      • Mike

        The road was resurfaced to eliminate ghost marking on the road when the new line marking is put in place – provides a cleaner look/surface and is much safer in poor weather conditions.

  • Nicholas O'Kane

    Lets make it so after the CRL rail link cut and cover section on Albert Street is built, we have bus lanes on each side the full length of Albert street.

  • Citybound on Symonds being AM Peak only is stupid, once again the other day my bus was stuck behind dozens of cars legally in the bus lane at PM Peak… It should be either both peaks or permanent!

  • Caught a rush-hour Link last night and was delighted to find us zooming along a good slice of new green in front of Vic Park Market. Nice work AT>

  • Sharon

    I’m all for Bus Lanes and Cycle Lanes, but does this mean that the two lanes already largely congested in peak PM timeframes, going up Hobson to the Southern Motorway will now be down to one lane? Hopefully an allowance has been made for this, as it already can take up to 30 minutes to get up Hobson Street before you even get to the motorway – taking things down to one lane will create more congestion at all points of entry to Hobson Street. Can anyone advise?

    • > taking things down to one lane will create more congestion at all points of entry to Hobson Street. Can anyone advise?

      I think it’s likely to have no real effect on the wait to get on the motorway. The traffic standing still in those two lanes is basically queueing for the motorway ramp lights, rather than being congested on Hobson Street itself. At many intersections, there’s long green phases where no vehicles can get through at all, because they’re just waiting behind cars on the far side of the intersection. Going down from two lanes to one should mean that queue moves twice as fast to the ramp lights, but will be twice the distance.

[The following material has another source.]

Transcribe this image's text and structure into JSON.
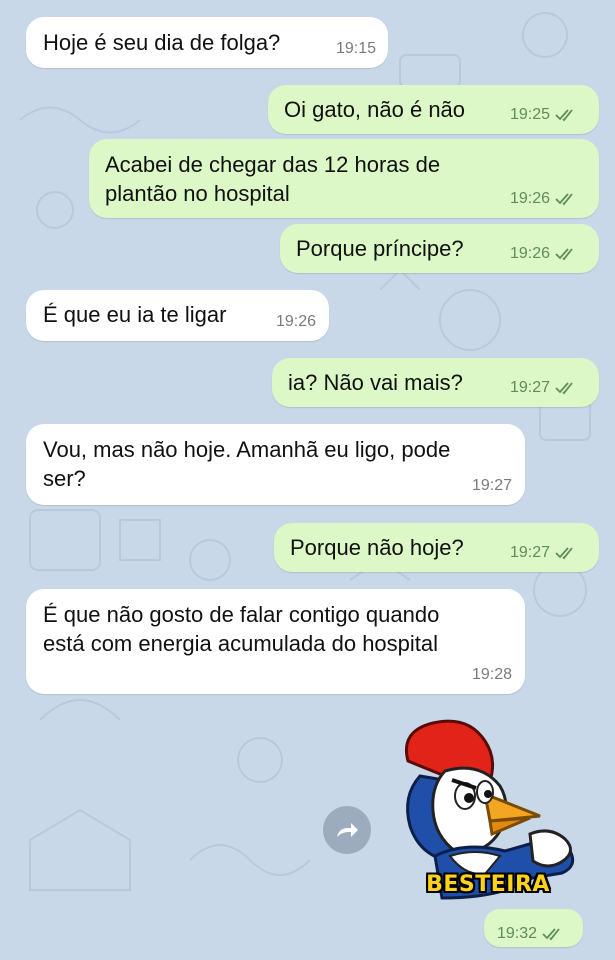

      You’re still ultimately waiting for a certain number of cars to get on the motorway before you do. That’s not changed by the shape of the queue. Might as well have a long thin queue rather than a shorter, wide one.

Leave a Reply